It Was A Tuesday


No one slept very well that night. It was hard to, given the acrid stench of anxiety hanging in the air while little gnomes came in and out to quietly replace pieces of our hearts with stones.

It was a Tuesday. And I recall thinking about how ordinary it was. I remember considering the fact that what was happening to us happens everywhere, every day and to everyone. I remember telling myself that it’s a vital part of the course of life.

And I remember thinking how none of my coaxing made it any easier to stuff into my heart. Because the thing about death is; it never matters that the time has come. There is no right time to lose someone you love.

But who could stop the angel of death?

We couldn’t. We just stood around him, watching the heart monitor like it was G-d, speaking to him like he could hear. I think we were talking to ourselves. Consoling ourselves. Reminding ourselves of the completion and virtue his life held. We spoke to our own fears, when we spoke about the years gone by. Memories too big to fit in the spaces between words. Those, we kept silent. Left them in our hearts, so we’d have something to keep us warm when he was gone.

I kept my fingers by my pulsing neck much of the time. I think it was my subconscious way of reminding myself of life’s evanescence. To stop taking my beating heart for granted. Because as of 8 something that night, his no longer was. And who was I to throw mine all away?

“He’s gone…,” I whispered, when it finally happened.

“He passed away…

“He isn’t here.”
I thought that maybe if I said it out loud it might register. But it never did.

Each word I muttered ate a little at my heart as I walked up and down the hospital parking lot, my legs like jelly beneath me. And then with my skull lodged in my heart and a profound guilt belted in my passenger seat, I jammed my foot on the accelerator and drove into the night. The knife driving deeper and deeper into my conscience. But the facts still standing like a chicken on the diving board, refusing to sink in.

4 comments:

ChayAiz said...

wasome writing some really kickin metaphors
tho i disagree with the denial stuff
its all relative who said losing grandpa is horrible reality that we cant live with...

mickey said...

thanks

in my experience theres always this denial when something bad happens. this "i cant believe it really happened." most ppl experience something similar wen someone close to them passes away. that said, everyone gets over it. maybe it takes a day, maybe a month. but no matter how "insignificant" the tragedy, denial comes in, if only for an hour

mickey said...

grandpa dying wasn't the horrible reality i was refering to. i was refering to great loss in general. none in particular.
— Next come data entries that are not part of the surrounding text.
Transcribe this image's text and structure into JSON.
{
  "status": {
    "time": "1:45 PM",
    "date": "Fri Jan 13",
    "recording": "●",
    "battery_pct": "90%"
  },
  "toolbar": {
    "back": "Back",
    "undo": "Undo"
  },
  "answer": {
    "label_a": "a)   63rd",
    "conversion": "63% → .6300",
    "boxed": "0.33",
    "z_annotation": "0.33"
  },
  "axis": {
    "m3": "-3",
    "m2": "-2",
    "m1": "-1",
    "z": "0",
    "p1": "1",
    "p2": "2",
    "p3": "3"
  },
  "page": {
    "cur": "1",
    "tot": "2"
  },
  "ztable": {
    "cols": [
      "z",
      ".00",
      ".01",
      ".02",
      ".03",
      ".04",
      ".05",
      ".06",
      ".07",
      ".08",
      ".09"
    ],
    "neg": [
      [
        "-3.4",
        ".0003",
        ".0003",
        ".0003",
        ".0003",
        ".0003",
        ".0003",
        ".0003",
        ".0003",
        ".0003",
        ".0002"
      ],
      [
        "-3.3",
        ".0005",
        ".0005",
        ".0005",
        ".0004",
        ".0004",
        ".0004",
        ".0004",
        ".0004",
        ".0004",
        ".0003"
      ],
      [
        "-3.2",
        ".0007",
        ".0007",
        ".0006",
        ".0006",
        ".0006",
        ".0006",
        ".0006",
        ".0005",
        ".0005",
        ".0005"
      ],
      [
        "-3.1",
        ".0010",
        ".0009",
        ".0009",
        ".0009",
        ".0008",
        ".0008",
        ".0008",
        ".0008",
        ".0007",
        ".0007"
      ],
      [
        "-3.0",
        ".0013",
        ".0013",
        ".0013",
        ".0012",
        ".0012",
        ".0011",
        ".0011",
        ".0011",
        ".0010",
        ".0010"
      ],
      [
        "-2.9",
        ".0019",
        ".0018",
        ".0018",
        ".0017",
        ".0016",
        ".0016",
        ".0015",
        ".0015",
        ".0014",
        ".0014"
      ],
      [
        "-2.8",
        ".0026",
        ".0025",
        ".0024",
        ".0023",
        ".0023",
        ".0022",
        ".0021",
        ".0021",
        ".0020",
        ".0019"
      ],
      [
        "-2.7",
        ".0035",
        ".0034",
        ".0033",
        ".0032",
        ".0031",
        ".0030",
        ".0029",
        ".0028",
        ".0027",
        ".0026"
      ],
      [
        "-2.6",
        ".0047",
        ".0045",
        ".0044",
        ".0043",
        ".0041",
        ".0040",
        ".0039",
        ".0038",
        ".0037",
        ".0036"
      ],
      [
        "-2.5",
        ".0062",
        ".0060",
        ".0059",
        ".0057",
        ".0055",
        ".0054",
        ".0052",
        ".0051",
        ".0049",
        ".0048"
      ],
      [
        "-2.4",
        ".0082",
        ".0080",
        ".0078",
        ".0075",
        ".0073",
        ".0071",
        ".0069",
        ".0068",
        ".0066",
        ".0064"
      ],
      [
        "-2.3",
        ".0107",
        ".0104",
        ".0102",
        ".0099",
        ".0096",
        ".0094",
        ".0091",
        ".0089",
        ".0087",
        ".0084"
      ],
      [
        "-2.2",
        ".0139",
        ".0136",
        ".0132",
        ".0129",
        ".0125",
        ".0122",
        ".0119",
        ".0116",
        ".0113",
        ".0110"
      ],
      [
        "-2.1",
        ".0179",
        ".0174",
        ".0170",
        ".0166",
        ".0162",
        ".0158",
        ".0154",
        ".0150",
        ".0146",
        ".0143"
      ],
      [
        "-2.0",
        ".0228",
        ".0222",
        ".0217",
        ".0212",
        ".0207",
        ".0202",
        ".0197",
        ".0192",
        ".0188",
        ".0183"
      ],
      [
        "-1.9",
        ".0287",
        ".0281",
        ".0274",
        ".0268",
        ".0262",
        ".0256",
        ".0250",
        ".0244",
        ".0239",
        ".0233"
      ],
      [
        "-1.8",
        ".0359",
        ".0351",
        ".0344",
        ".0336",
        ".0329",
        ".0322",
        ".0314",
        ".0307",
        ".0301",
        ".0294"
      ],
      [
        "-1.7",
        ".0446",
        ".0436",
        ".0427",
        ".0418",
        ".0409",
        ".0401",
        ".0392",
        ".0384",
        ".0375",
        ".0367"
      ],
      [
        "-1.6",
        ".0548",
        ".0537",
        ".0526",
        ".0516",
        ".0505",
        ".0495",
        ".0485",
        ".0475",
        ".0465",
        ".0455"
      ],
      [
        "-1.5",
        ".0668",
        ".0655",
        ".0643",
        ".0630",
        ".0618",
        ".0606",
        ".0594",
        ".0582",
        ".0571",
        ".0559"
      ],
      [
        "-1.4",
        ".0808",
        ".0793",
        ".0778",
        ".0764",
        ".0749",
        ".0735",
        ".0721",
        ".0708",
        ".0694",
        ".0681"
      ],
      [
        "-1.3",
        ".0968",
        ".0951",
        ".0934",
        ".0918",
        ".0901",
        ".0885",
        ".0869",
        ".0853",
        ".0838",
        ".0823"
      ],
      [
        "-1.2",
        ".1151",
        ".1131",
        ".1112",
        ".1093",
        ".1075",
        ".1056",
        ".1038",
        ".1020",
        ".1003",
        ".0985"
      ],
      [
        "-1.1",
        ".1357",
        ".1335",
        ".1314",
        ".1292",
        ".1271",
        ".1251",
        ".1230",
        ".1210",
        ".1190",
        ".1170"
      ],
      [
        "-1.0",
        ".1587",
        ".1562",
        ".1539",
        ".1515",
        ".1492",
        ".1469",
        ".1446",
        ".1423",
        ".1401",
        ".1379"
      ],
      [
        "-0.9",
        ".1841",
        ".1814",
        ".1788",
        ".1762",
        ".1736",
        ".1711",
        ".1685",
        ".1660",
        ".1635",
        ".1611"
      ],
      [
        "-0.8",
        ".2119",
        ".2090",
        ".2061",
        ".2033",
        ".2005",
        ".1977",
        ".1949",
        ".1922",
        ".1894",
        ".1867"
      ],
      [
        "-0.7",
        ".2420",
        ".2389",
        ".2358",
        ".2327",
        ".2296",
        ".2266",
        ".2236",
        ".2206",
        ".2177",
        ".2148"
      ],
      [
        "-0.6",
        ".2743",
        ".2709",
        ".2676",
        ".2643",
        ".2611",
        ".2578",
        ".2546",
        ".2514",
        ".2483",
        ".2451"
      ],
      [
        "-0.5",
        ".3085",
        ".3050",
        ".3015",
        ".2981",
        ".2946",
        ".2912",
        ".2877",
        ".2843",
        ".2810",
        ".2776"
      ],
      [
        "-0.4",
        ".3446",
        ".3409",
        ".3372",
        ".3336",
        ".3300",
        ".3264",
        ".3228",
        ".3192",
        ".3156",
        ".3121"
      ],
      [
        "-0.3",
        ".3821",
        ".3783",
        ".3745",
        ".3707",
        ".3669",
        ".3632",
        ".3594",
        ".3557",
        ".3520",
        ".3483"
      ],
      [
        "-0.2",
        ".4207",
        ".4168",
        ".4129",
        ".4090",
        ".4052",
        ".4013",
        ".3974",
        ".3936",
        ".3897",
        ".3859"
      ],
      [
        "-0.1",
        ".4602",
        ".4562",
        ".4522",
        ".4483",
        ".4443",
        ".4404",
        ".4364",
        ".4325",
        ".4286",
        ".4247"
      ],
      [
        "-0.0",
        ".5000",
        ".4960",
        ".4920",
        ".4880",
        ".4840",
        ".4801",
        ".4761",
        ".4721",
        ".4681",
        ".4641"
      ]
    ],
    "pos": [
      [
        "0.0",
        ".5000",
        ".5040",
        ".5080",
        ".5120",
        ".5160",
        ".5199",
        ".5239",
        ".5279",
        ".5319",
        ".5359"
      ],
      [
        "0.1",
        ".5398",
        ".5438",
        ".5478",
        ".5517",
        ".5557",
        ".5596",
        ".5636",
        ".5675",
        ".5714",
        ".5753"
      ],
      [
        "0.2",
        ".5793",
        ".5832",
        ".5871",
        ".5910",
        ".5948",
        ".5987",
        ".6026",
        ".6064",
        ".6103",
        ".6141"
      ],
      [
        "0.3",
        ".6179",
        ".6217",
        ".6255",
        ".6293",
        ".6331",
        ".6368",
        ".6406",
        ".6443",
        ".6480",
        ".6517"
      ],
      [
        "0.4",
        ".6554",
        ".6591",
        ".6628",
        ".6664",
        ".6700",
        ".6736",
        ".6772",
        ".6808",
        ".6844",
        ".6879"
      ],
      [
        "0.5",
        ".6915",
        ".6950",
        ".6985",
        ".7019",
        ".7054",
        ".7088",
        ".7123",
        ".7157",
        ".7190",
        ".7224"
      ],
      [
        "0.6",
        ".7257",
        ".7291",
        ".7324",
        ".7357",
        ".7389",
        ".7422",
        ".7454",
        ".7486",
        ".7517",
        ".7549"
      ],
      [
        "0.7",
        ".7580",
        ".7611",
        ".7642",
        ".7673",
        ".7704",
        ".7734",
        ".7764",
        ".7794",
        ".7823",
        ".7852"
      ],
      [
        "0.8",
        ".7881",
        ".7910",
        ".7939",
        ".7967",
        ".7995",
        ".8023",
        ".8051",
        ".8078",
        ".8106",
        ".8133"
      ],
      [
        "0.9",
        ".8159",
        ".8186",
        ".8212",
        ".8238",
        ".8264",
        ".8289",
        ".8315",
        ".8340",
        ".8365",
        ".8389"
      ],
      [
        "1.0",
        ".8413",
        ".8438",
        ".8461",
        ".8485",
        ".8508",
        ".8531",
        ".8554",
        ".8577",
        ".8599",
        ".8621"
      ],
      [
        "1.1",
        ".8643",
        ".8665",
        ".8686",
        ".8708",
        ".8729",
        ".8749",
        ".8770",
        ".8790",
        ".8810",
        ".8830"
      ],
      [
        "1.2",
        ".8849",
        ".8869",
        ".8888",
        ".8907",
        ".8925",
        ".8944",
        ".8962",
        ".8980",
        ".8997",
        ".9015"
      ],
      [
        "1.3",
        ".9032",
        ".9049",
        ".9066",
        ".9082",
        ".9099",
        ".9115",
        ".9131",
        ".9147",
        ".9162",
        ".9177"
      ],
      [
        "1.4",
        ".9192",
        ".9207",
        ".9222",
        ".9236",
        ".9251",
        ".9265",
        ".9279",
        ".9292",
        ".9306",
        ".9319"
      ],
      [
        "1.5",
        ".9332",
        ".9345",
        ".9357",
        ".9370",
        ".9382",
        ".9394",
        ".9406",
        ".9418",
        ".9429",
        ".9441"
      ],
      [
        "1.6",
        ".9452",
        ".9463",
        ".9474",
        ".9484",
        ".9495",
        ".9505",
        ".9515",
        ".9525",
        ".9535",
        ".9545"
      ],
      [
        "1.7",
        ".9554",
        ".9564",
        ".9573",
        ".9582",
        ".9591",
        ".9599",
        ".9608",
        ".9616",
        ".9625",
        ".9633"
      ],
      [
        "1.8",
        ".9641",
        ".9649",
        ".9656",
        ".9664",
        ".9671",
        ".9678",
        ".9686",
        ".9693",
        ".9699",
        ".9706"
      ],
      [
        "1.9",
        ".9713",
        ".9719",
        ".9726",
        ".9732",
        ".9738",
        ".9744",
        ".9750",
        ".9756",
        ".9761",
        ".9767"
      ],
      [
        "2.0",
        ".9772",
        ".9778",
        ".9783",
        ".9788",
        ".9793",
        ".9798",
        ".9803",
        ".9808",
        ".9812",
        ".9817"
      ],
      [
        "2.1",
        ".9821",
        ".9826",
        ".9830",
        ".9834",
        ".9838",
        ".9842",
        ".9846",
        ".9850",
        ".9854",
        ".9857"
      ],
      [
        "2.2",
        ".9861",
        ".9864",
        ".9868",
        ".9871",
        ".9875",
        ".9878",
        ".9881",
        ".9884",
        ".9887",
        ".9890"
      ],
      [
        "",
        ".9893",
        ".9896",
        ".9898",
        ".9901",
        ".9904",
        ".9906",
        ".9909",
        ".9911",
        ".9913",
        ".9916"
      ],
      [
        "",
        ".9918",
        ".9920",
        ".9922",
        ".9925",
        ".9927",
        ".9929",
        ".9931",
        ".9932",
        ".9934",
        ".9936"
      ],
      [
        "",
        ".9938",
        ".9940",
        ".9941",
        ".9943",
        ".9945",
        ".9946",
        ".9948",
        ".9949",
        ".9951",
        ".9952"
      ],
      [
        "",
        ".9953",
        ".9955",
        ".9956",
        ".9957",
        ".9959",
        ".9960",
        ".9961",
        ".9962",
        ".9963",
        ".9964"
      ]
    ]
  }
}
i wrote this months ago. i have no idea why i posted it last night. but this morning i found out that my grandma passed away. it was an odd sort of irony and now i wish i hadn't posted this at all. i dont know why. maybe i wish i wrote it with more love, or sensitivity, less to do with the way i felt and more to do with whom it was about.
but u cant take back words and i guess i dont wish to, because at one time i meant them.

baruch dayan emes. the neshama of baila malka bas yaakov aryeh should have an aliya

Altie said...

this is a great piece of writing. there is real emotions behind it, which come through strongly.

bd''h.